The Malta Independent 7 December 2019, Saturday

What women want

Claudette Buttigieg Thursday, 7 November 2019, 09:12 Last update: about 29 days ago

The young Swedish 16-year-old activist, Greta Thunberg, is influencing policy makers around the world. The “Greta Effect” is also influencing the way voters look at politicians. Analysts are claiming that the drop in support for the Canadian Prime Minister Justin Trudeau and the rise in support for Austria’s Green Party are both linked to the Greta Effect.

Thunberg’s success must be put in context. It comes as part of a series of activism by women.

The “Me Too” Movement was initiated by the American activist, Tarana Burke. She used the phrase in support of victims of sexual abuse and assault in a society which had become almost indifferent to such cases.

The movement, and consequently the hashtag, took a broader and international dimension in 2017, when A-list actresses from Hollywood exposed the Harvey Weinstein sexual abuse allegations.

Is there anything in Malta to parallel such movements? I think so. We have seen a rise in women who have taken activism to a new level.

One group was formed days after the assassination of Daphne Caruana Galizia. Occupy Justice Malta is a group of women activists fighting for truth and justice for the iconic journalist.

For over a year, Occupy Justice seemed to be the only women engaged in true activism. Things have now changed. More women are emerging from the wings.

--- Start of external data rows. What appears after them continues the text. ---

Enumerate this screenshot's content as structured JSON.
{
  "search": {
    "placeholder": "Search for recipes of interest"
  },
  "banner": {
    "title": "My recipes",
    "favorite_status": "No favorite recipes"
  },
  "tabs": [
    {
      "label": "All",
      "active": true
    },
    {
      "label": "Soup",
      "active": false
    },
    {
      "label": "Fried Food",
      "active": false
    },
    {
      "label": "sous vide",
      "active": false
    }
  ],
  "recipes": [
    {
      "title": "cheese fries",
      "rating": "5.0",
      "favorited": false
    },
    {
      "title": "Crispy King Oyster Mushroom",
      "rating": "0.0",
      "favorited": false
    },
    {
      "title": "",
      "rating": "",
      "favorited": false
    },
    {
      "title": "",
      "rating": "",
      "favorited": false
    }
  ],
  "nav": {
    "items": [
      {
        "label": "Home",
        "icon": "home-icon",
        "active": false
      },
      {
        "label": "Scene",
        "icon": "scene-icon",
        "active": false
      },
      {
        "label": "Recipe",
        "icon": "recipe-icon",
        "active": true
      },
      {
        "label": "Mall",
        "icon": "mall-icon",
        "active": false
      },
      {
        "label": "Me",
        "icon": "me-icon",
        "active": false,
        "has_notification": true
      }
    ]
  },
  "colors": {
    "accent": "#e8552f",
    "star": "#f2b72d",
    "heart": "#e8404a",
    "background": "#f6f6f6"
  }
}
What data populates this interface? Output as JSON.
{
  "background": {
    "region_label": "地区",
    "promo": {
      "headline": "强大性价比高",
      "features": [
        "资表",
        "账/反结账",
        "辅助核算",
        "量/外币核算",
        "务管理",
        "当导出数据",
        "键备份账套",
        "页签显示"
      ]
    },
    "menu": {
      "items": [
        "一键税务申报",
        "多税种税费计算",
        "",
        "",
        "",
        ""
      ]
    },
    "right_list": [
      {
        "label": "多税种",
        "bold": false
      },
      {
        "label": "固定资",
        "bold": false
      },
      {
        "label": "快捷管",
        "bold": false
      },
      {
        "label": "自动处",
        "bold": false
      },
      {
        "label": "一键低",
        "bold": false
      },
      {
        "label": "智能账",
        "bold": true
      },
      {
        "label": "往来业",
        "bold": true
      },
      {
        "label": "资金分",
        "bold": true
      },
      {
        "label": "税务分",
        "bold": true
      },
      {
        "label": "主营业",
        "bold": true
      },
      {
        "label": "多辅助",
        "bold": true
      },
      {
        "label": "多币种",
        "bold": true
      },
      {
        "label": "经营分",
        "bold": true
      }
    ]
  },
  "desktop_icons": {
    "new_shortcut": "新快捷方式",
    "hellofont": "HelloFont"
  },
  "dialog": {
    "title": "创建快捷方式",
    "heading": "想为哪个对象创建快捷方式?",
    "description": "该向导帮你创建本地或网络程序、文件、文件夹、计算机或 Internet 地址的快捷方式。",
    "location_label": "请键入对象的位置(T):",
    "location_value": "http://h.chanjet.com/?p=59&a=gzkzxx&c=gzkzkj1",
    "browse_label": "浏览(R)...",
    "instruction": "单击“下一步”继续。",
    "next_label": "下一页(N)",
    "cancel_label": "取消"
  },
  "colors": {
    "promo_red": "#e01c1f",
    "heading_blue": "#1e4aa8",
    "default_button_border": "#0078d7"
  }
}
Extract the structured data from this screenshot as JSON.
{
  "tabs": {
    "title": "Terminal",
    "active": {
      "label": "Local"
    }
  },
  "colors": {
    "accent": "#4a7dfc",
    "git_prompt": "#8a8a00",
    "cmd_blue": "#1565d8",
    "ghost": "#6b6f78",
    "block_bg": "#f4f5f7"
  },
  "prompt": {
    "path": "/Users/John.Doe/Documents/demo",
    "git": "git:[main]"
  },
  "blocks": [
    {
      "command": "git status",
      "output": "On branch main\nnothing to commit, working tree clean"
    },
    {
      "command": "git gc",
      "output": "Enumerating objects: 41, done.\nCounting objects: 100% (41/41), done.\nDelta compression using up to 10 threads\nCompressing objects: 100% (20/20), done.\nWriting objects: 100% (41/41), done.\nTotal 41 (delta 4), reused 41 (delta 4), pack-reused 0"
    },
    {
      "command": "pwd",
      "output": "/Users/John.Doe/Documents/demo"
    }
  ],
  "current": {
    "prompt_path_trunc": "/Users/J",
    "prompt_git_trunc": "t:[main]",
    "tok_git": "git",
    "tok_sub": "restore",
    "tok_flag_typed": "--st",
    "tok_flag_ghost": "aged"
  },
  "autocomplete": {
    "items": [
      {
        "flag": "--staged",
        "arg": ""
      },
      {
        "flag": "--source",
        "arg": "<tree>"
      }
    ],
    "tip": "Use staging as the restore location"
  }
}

Three movements have particularly attracted my attention. They include men but, significantly, are led by women.

This July we had the rise of 19-year-old activist and artist Sasha Vella. Concerned by the wholesale environmental destruction to make way for roads, she set up a Facebook page called “For OUR Trees”. She currently has close to 14,000 members in the FB group.

A few hundreds responded to her call to face the blazing summer heat and protest against the destruction of trees in Attard. Then Sasha led another protest in Santa Lucija.

While placing crosses on the “cemetery” of trees, she and other protesters were insulted. She was called "ugly" – which speaks volumes not about Sasha's looks but about how some people can't handle women who speak up.

Whatever you think of Margaret Thatcher, she got this right when she said, “I always cheer up immensely if an attack is particularly wounding because I think, well, if they attack one personally, it means they have not a single political argument left.”

A second event attracted my attention in September. I had the privilege of chairing the Youth Parliamentary sessions held in the Malta Parliament. This annual event is organized by the National Youth Council (KNZ) and brings together young people from all walks of life, political backgrounds and educational formation.

Once again, I was struck by the number of young women who had so much to say about critical issues like gender equality, single-use plastic, AI, the education system and of course climate change, among other topics.

The women totally outnumbered the men, a reversal of the composition of our parliament today. The President of KNZ, Chiara Vassallo, is a true leader. A few days ago she persuaded all the KNZ members to take a stand on the law to declare Climate Change an emergency. On the day of the vote, she led a delegation to meet, first, Minister Jose Herrera, then the Leader of the Opposition. She helped bring consensus to the table in an unprecedented manner.

Then, last week Malta saw yet another remarkable movement take the spotlight. Close to forty NGOs took a position in favour of a document highlighting a very bold stand on Prostitution and Human Trafficking. Once again, a small group of women led the movement.

The Association for Gender Equality (A4E) was the brainchild behind the document, headed by the chairperson, Dr Anna Borg. However, the team effort of the different NGOs and their representatives, including President Emeritus Marie Louise Coleiro Preca, and some outstanding women who have been working silently in this field, including Dr Anna Vella, made this event historical and electrifying. I am sure that the legislative and political decisions which will be made soon will be influenced by their hard work and efforts.

To me these are clearly an example of a possible women’s movement renaissance. I hope that, like Occupy Justice Malta, these movements will persevere and bear fruit

  • don't miss